In 2018, those early one-off experiments are giving way to a more integrated, durable AR approach. “AR is no longer a gimmick, but more a strategic tool,” says Mikela Eskenazi, chief commercial officer of Blippar, a UK-based technology company specializing in augmented reality. “We saw a lot of publishers doing ad hoc experiments in the past twelve months, but the demand we see for next year indicates it’s an essential part of growth strategy.”
According to Eskenazi, the drivers that make AR a perfect partner to print include AR tools that have become easier to use and cheaper to deploy, and a customer base whose smartphones are never far. “User behavior has changed with smartphones, and the camera has become a primary feature,” she says. “People read a magazine, use their phone to scan an image, and can buy it immediately.” AR simply adds a level of engagement and interactivity to behavior that’s already taking place.
That’s the idea, anyway – offering an AR element to an existing user experience in a way that makes sense for that user. “It has to begin with who the audience is, and what their level of attention is,” says Felts. “AR is a tool, like words on a page are a tool.” In Moviebill’s case, with each issue focusing on a single film, readers will be able to view floating videos of cast interviews or character animations; for a B2B publication, perhaps the goal is to allow readers to scan a picture of a piece of machinery on the page and then interact with a 3-D rendering of that machinery.
Despite consumer’s general warming to AR, there are still a couple of obstacles to making it a regular part of the print reading experience.
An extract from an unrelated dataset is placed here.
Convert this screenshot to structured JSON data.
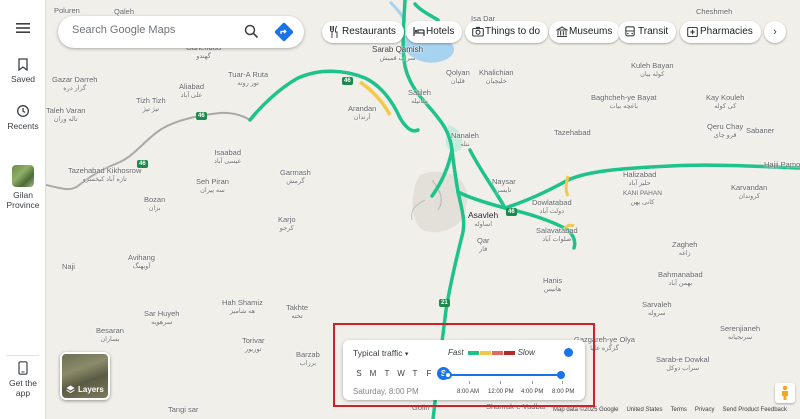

The first challenge is getting them to download an app with which to view it. “If you already have your own app that serves a strategic need, you could enhance it with AR capability,” says Eskenazi. “But if the only point of the app is to have an AR scanner, don’t bother.”
Eskenazi believes there is a case for publishers with a common user base to come together and offer an AR viewer that all could leverage. Another approach would be what Moviebill is doing; its AR app is a module embedded in the Regal Cinema app, something that hardcore movie fans who would appreciate an AR experience built around their favorite movies likely already have installed on their phones.
The second challenge to broader adoption in the print publishing world is the imperative to create an ongoing stream of content, so that AR becomes a fundamental part of the subscribers’ reading experience. “Every single page of Moviebill will include AR features, including the Table of Contents,” says Matthew Shreder, co-founder of Moviebill. He’s a strong proponent of templatizing the AR experience so that it is easier to replicate across pages and issues as time passes.
If publishers can find a way to engage and enchant their readers, it could be that AR comes not to conquer, but to save, print. Blippar’s customer studies have found that issue “dwell time” – i.e. the undivided attention a reader spends with an AR-enhanced print magazine – far outpaces that of a regular print magazine.
“In the next few years, there will be an incredible shift in the way people interact with information to use more visual search and AR augmented search,” says Eskenazi, who points to plans from Apple and Facebook to lean more heavily on AR. “Publishers need to start experimenting now and considering ‘what does this mean to me?’ Because the early adopters will win.”